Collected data
_ _ _ _ _ _ _
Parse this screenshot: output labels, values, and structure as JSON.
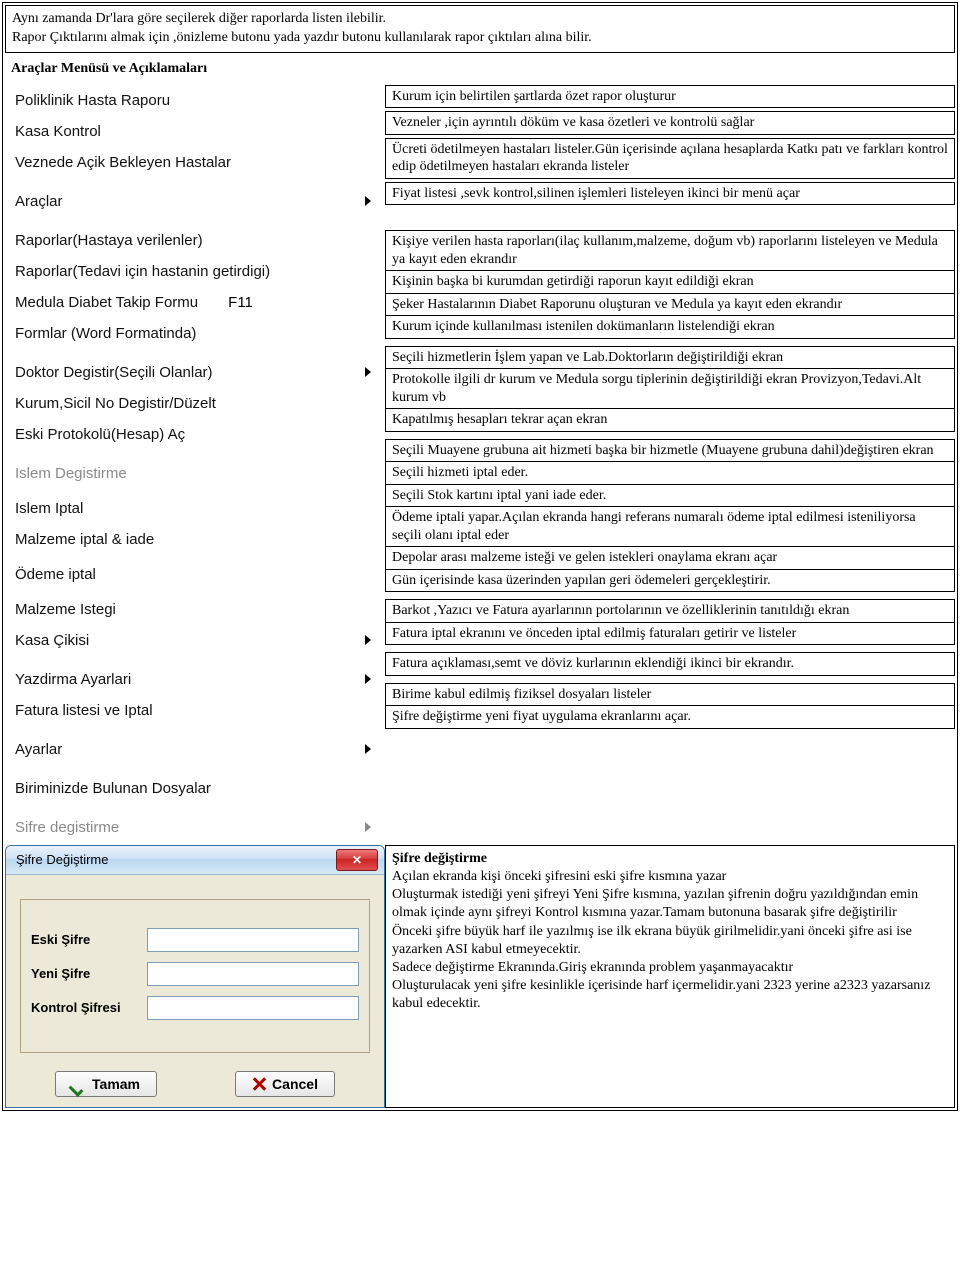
{
  "top_note": {
    "line1": "Aynı zamanda Dr'lara göre seçilerek diğer raporlarda listen ilebilir.",
    "line2": "Rapor Çıktılarını almak için ,önizleme butonu yada yazdır butonu kullanılarak rapor çıktıları alına bilir."
  },
  "section_title": "Araçlar Menüsü ve Açıklamaları",
  "menu": {
    "poliklinik": "Poliklinik Hasta Raporu",
    "kasa": "Kasa Kontrol",
    "vezne": "Veznede Açik Bekleyen Hastalar",
    "araclar": "Araçlar",
    "raporlar_hasta": "Raporlar(Hastaya verilenler)",
    "raporlar_tedavi": "Raporlar(Tedavi için hastanin getirdigi)",
    "medula": "Medula Diabet Takip Formu",
    "medula_key": "F11",
    "formlar": "Formlar (Word Formatinda)",
    "doktor_degistir": "Doktor Degistir(Seçili Olanlar)",
    "kurum_sicil": "Kurum,Sicil No Degistir/Düzelt",
    "eski_protokol": "Eski Protokolü(Hesap) Aç",
    "islem_degistirme": "Islem Degistirme",
    "islem_iptal": "Islem Iptal",
    "malzeme_iptal": "Malzeme iptal & iade",
    "odeme_iptal": "Ödeme iptal",
    "malzeme_istegi": "Malzeme Istegi",
    "kasa_cikisi": "Kasa Çikisi",
    "yazdirma": "Yazdirma Ayarlari",
    "fatura_liste": "Fatura listesi ve Iptal",
    "ayarlar": "Ayarlar",
    "birim_dosya": "Biriminizde Bulunan Dosyalar",
    "sifre_degistirme": "Sifre degistirme"
  },
  "desc": {
    "poliklinik": "Kurum için belirtilen şartlarda özet rapor oluşturur",
    "kasa": "Vezneler ,için  ayrıntılı döküm ve kasa özetleri ve kontrolü sağlar",
    "vezne": "Ücreti ödetilmeyen hastaları listeler.Gün içerisinde açılana hesaplarda Katkı patı ve farkları kontrol edip ödetilmeyen hastaları ekranda listeler",
    "araclar": "Fiyat listesi ,sevk kontrol,silinen işlemleri listeleyen ikinci bir menü açar",
    "raporlar_hasta": "Kişiye verilen hasta raporları(ilaç kullanım,malzeme, doğum vb) raporlarını listeleyen ve Medula ya  kayıt eden ekrandır",
    "raporlar_tedavi": "Kişinin başka bi kurumdan getirdiği raporun kayıt edildiği ekran",
    "medula": "Şeker Hastalarının Diabet Raporunu oluşturan ve Medula ya  kayıt eden ekrandır",
    "formlar": "Kurum içinde kullanılması istenilen dokümanların listelendiği ekran",
    "doktor_degistir": "Seçili hizmetlerin  İşlem yapan ve Lab.Doktorların değiştirildiği ekran",
    "kurum_sicil": "Protokolle ilgili dr kurum ve Medula sorgu tiplerinin değiştirildiği ekran Provizyon,Tedavi.Alt kurum vb",
    "eski_protokol": "Kapatılmış hesapları tekrar açan ekran",
    "islem_degistirme": "Seçili Muayene grubuna ait hizmeti başka bir hizmetle (Muayene grubuna dahil)değiştiren ekran",
    "islem_iptal": "Seçili hizmeti iptal eder.",
    "malzeme_iptal": "Seçili Stok kartını  iptal yani iade eder.",
    "odeme_iptal": "Ödeme iptali yapar.Açılan ekranda hangi referans numaralı ödeme iptal edilmesi isteniliyorsa seçili olanı iptal eder",
    "malzeme_istegi": "Depolar arası malzeme isteği ve gelen istekleri onaylama ekranı açar",
    "kasa_cikisi": "Gün içerisinde kasa üzerinden yapılan geri ödemeleri gerçekleştirir.",
    "yazdirma": "Barkot ,Yazıcı ve Fatura ayarlarının portolarının ve özelliklerinin tanıtıldığı ekran",
    "fatura_liste": "Fatura iptal ekranını ve önceden iptal edilmiş faturaları getirir ve listeler",
    "ayarlar": "Fatura açıklaması,semt ve döviz kurlarının eklendiği ikinci bir ekrandır.",
    "birim_dosya": "Birime kabul edilmiş fiziksel dosyaları listeler",
    "sifre_degistirme": "Şifre değiştirme yeni fiyat uygulama ekranlarını açar."
  },
  "dialog": {
    "title": "Şifre Değiştirme",
    "old": "Eski Şifre",
    "new": "Yeni Şifre",
    "confirm": "Kontrol  Şifresi",
    "ok": "Tamam",
    "cancel": "Cancel"
  },
  "sifre_text": {
    "heading": "Şifre değiştirme",
    "l1": "Açılan ekranda kişi önceki şifresini eski şifre kısmına yazar",
    "l2": "Oluşturmak istediği yeni şifreyi Yeni Şifre kısmına, yazılan şifrenin doğru yazıldığından emin olmak içinde aynı şifreyi Kontrol kısmına yazar.Tamam butonuna basarak şifre değiştirilir",
    "l3": "Önceki şifre büyük harf ile yazılmış ise ilk ekrana büyük girilmelidir.yani önceki şifre asi ise yazarken ASI kabul etmeyecektir.",
    "l4": "Sadece değiştirme Ekranında.Giriş ekranında problem yaşanmayacaktır",
    "l5": "Oluşturulacak yeni şifre kesinlikle içerisinde harf içermelidir.yani 2323  yerine a2323 yazarsanız kabul edecektir."
  }
}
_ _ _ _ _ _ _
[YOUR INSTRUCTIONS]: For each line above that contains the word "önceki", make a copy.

[ANSWER SPACE]:
    "l1": "Açılan ekranda kişi önceki şifresini eski şifre kısmına yazar",
    "l3": "Önceki şifre büyük harf ile yazılmış ise ilk ekrana büyük girilmelidir.yani önceki şifre asi ise yazarken ASI kabul etmeyecektir.",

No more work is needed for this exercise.